So, TL;DR: decoherence explains the behaviour of the classical world as we usually see it, but our brains have evolved to exploit fleeting quantum-coherent states (at the level of picoseconds or attoseconds) because of their computational power, with the end result being what we known as phenomenally “bound” unitary consciousness. And qualia values pre-exist the brain and life itself; the brain, again, is harvesting or “mining” subjective properties (qualia) which are already fundamental to the substratum of reality at the level of quantum particles.
And when you have a DMT trip, or whatever other altered state, you are tapping into those values which have simply never been recruited by evolution for any information-bearing purpose.
Our brains are basically world-simulation machines, “projectors” if you like, the adaptive use of which (i.e. ordinary waking consciousness) is what leads to naive realism, the idea that we have untarnished access to the real world. In reality we have no such access, but ordinary waking consciousness does strongly correlate with aspects of reality because it is what promotes survival and reproduction. Maladaptive world-simulators = schizophrenia, or rather, that’s one manifestation of it. But it’s also possible to get the projector to do things with no adaptive use but are nevertheless fun for humans, e.g. DMT trips. And of course, drugs are just one way to do it. You can literally stick an electrode into a certain region of the brain and cause the visual field to be tinted blue. And then there’s also the phenomenon of “impossible colours,” which aren’t actually impossible (some people have experienced them); they’re just qualia that happen not to have any information-signalling utility in our world. You can type “impossible colours” into YouTube for a primer on this. The way light is intercepted in the eyes does not allow for such colours as blue/yellow or red/green to be mixed into “bluish-yellow” or “reddish-green,” but since colour is a purely subjective experience and not an actual property of certain wavelengths of light, it is possible for some people to mix the inputs from the visual cortex and see so-called impossible colours.
And what is really trippy is that the complete set of all possible qualia is incomprehensibly big.
According to Andres G. Emilsson: “Even though we know all of the basic stable elements and many of their properties, we have only started mapping out the space of possible small molecules (e.g. there are ~10^60 bioactive drugs that have never been tested), and have yet to even begin the project in earnest of understanding what proteins can do. Or consider the number of options there are to make high-entropy alloys (alloys made with five or more metals). Or all the ways in which snowflakes of various materials can form, meaning that even when you are studying a single material it can form crystal structures of an incredibly varied nature. And then take into account the emergence of additional collective properties: physical systems can display a dazzling array of emergent exotic effects: superconductivity, etc. And this is the case in physics even though we know for a fact that there are only somewhat over a hundred possible building blocks (i.e. the elements).
In the province of the mind, we do not yet have even that level of understanding.
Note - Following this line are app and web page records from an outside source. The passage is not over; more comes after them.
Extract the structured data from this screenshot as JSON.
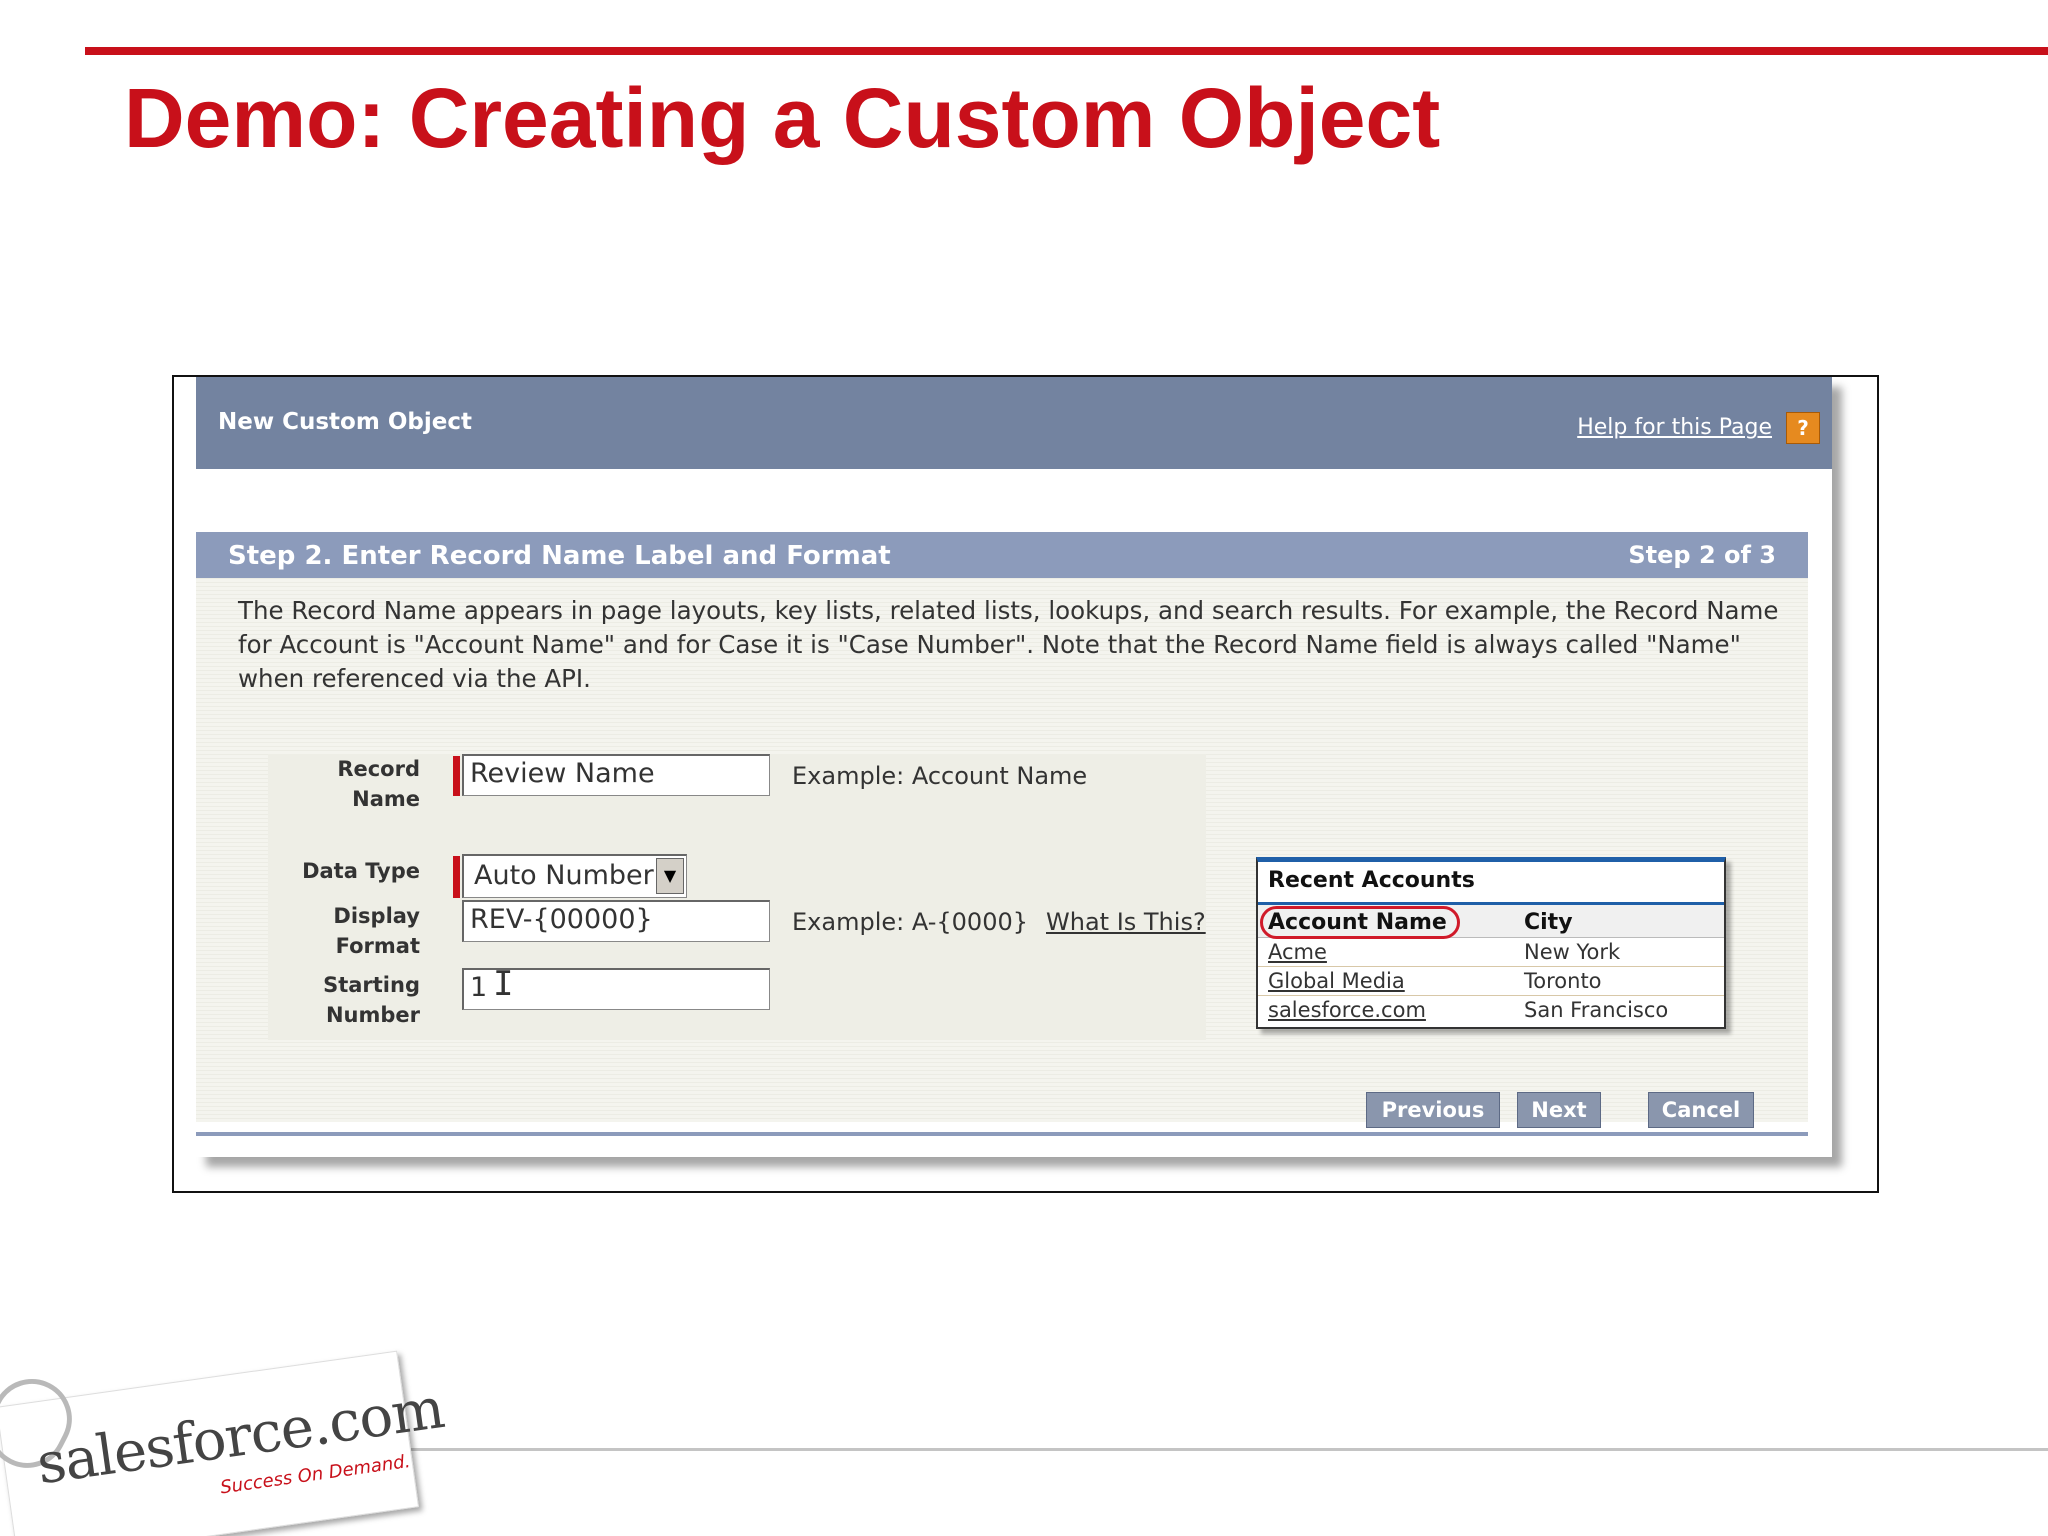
{
  "slide": {
    "title": "Demo: Creating a Custom Object"
  },
  "app": {
    "header_title": "New Custom Object",
    "help_link": "Help for this Page",
    "help_icon": "?",
    "step_title": "Step 2. Enter Record Name Label and Format",
    "step_count": "Step 2 of 3",
    "description": "The Record Name appears in page layouts, key lists, related lists, lookups, and search results. For example, the Record Name for Account is \"Account Name\" and for Case it is \"Case Number\". Note that the Record Name field is always called \"Name\" when referenced via the API.",
    "form": {
      "record_name_label": "Record Name",
      "record_name_value": "Review Name",
      "record_name_example": "Example:  Account Name",
      "data_type_label": "Data Type",
      "data_type_value": "Auto Number",
      "display_format_label": "Display Format",
      "display_format_value": "REV-{00000}",
      "display_format_example": "Example:  A-{0000}",
      "what_is_this": "What Is This?",
      "starting_number_label": "Starting Number",
      "starting_number_value": "1"
    },
    "recent_accounts": {
      "title": "Recent Accounts",
      "columns": [
        "Account Name",
        "City"
      ],
      "rows": [
        {
          "name": "Acme",
          "city": "New York"
        },
        {
          "name": "Global Media",
          "city": "Toronto"
        },
        {
          "name": "salesforce.com",
          "city": "San Francisco"
        }
      ]
    },
    "buttons": {
      "previous": "Previous",
      "next": "Next",
      "cancel": "Cancel"
    }
  },
  "footer": {
    "logo_text": "salesforce.com",
    "logo_tagline": "Success On Demand."
  },
  "colors": {
    "accent_red": "#c8101a",
    "header_blue": "#7383a0",
    "step_bar": "#8c9bbb"
  }
}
When it comes to the state-space of consciousness we do not have a corresponding credible ‘periodic table of qualia.’ The range of possible experiences in normal everyday life is astronomical. Even so, the set of possible human sober experiences is a vanishing fraction of the set of possible DMT trips, which is itself a vanishing fraction of the set of possible DMT + LSD + ketamine + TMS + optogenetics + Generalized Wada Test + brain surgery experiences. Brace yourself for a state-space that grows supergeometrically with each variable you introduce.”
So a completed science of subjectivity, psychonautics, could take billions of years for all we know.